The first place that I love to visit when I go anywhere is the cemetery. Cemeteries are full of history. Siobhan Kilfeather spends a lot of the first chapter of Dublin:A Cultural History interweaving the historically relevant events with the religious context that surrounds them. You can tell reading through the chapter that religious beliefs run deep in Ireland. This site is an example of how far back those roots go.
The lush green hills that surround the cemetery combined with the moss covering the stones of the gravestones are eerily beautiful. The graves themselves serve to remind an observer that death comes to all. Kilfeather’s history traces the many different conquerers in Ireland’s History. This Monastic site was built around the 6th century. She mentions the Normans invading around 140 and the next invading force were the Vikings around the 9th Century. Ireland is renowned for its saints and monasteries play a big role in that.
The Celtic cross is also found in this graveyard. It is another sign of an enduring tradition. The Celtic cross is still seen today. Despite the tensions between Protestantism and Catholicism in the region, it not only endures as a Christian symbol, but it also serves as a symbol of Irish pride.

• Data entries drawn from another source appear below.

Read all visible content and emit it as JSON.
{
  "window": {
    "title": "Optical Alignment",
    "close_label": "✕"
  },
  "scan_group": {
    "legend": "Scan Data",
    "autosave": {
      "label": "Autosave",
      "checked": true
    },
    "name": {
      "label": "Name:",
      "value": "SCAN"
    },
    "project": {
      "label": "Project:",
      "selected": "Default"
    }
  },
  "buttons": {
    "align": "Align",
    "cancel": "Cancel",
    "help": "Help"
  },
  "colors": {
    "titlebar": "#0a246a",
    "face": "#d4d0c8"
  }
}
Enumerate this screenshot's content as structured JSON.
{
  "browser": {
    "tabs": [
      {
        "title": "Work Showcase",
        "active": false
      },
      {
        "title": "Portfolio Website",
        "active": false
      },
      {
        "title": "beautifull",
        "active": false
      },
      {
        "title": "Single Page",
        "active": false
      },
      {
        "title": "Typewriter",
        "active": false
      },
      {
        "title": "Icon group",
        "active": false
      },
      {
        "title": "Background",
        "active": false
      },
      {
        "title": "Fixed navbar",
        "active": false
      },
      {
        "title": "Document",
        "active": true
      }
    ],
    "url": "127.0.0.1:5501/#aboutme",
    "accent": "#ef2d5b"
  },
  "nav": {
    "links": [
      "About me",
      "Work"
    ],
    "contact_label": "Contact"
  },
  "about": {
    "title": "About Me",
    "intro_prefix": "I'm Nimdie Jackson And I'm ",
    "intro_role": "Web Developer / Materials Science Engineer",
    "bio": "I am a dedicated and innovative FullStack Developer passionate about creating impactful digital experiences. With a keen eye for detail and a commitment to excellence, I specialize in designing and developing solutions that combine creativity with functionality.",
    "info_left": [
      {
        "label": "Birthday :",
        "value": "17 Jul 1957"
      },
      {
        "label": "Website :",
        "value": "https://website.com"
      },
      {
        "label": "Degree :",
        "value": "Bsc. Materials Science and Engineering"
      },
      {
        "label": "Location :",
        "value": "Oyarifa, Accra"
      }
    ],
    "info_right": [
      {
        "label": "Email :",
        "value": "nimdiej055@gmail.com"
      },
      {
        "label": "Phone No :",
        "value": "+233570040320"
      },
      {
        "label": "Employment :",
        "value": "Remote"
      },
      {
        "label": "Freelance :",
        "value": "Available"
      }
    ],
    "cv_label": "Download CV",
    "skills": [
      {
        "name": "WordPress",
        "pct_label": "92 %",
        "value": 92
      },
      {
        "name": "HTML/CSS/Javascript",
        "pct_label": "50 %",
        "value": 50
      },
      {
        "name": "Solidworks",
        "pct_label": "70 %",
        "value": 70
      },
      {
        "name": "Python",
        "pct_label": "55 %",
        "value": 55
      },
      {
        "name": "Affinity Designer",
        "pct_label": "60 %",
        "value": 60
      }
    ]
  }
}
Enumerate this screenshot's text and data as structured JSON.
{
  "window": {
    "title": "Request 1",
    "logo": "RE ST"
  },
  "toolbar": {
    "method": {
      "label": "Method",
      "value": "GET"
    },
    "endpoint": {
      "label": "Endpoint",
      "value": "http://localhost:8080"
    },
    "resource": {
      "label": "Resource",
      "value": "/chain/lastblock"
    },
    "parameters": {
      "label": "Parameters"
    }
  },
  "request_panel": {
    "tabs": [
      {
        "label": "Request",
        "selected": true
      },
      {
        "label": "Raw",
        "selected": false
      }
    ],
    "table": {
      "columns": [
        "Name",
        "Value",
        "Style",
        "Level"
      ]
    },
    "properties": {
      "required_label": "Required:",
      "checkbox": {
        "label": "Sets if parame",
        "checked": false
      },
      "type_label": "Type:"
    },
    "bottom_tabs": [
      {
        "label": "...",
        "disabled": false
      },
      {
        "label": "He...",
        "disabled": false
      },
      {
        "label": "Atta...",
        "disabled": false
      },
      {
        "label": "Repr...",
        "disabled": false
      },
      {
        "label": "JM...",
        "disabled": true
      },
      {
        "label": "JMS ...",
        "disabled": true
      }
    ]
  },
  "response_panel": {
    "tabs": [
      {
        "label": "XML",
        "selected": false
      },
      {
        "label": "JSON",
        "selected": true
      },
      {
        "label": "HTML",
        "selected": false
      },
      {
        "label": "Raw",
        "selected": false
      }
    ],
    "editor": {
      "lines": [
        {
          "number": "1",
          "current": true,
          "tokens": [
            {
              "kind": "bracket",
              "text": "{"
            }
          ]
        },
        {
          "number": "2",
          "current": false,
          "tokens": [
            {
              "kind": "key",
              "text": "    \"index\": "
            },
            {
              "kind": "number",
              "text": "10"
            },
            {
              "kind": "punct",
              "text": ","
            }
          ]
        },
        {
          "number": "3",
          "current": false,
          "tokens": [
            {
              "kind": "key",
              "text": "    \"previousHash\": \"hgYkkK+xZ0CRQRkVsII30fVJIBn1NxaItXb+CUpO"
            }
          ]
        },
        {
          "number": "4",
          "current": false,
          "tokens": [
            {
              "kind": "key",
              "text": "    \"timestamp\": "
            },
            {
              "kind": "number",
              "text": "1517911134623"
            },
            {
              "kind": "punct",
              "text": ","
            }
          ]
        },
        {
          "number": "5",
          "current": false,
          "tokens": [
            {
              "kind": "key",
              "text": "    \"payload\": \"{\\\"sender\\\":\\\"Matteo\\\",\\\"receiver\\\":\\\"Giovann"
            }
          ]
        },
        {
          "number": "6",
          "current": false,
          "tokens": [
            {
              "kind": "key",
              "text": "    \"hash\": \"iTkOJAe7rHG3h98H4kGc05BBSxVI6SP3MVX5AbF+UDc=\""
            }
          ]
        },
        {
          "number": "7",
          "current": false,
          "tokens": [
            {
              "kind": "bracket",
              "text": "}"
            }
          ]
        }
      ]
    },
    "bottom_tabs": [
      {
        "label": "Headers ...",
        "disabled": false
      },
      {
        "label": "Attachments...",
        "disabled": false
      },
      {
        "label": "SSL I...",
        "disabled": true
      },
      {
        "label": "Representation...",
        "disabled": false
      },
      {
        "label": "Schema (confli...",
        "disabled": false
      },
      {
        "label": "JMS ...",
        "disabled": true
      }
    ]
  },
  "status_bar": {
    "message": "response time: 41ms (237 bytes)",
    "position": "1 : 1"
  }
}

Both Kilfeather and Eavan Boland both express how hard it is to convey the history of a land through imagery and a guided tour. Likewise, this virtual view falls short of an actual experience. I cannot get a sense of the air or of the atmosphere surrounding this site. While the mossy graves give me a sense of dampness, photography, like cartography is limited. I love to visit cemeteries when I visit places because they are full of atmosphere and history, because the stories of the past can be found in the ways that the dead are remembered.